The replacement sculptures aim to reproduce the scale and detail of the original mediaeval conception whilst allowing students the opportunity to be inventive in designing new carvings. The new grotesques replace heavily eroded Victorian grotesques which themselves replaced medieval carvings of unknown design.
An exhibition entitled ‘Imaginative Sculpture: Protecting the Sacred Space’ opened on Friday 12 September and tells the story of this work.
The exhibition in the Dean’s Cloister (at the exit from St George’s Chapel) will normally be open Monday to Saturday 10am to 4pm until 18 December; Windsor Castle admission charges apply. RBWM Advantage card holders have free access to the Castle during visitor hours.
A catalogue, priced at £10, is available to purchase from the Chapel Shop in the Dean’s Cloister or from our website – click to purchase catalogue online.
This photograph shows some proposed sculptures being assessed by members of the Fabric Advisory committee. Students were encouraged and mentored throughout the process. Visits to the Chapel by City & Guilds students included a close up look at some of the 15th century wooden carvings in the Quire to help fire their imagination; visits to the City & Guilds by some of the Chapel team and the Sculpture Group of the Fabric Advisory Committee helped the dialogue remain fresh and exciting.
At the centre of the exhibition are ten grotesque sculptures together with an explanation of the creative and selection process.
To find out more about the sculpting process you can watch the video below and visit the website of the City & Guilds of London Art School
Recently thirteen new grotesques have been installed on the south front of St George’s Chapel. The photograph below shows some of the thirteen on the grass outside the Chapel awaiting installation.
Scaffolding was erected outside the Bray chantry and the south Nave elevation in order to carry a hoist for the carvings to be brought up to one of two high level platforms.

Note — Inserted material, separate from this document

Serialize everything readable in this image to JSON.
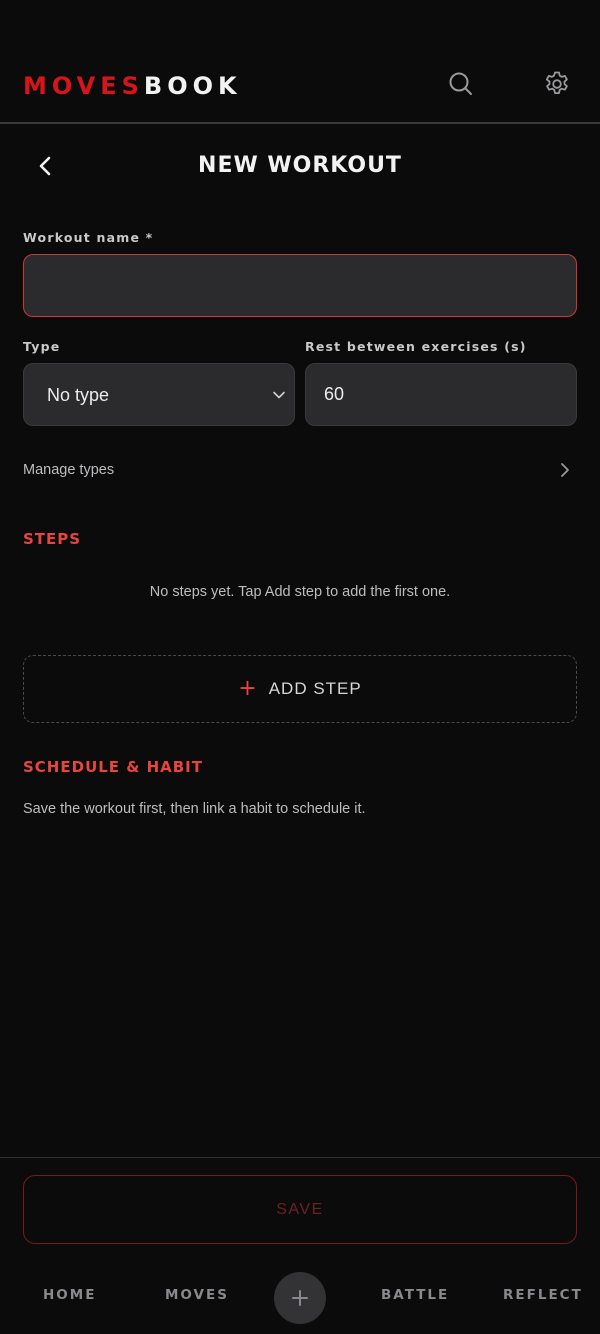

Each grotesque was then carefully placed in position:
Some particular positions required a pair of grotesques interacting with each other hence these rats and Pied Piper.
Viewed from ground level after scaffolding was dismantled on 4 September some of the new grotesques can be seen forming part of the architectural punctuation marks on the magnificent 15th century building that is St George’s Chapel.
The Dean & Canons of Windsor are enormously grateful to Frederic and Jean Sharf for their generous funding of the exhibition.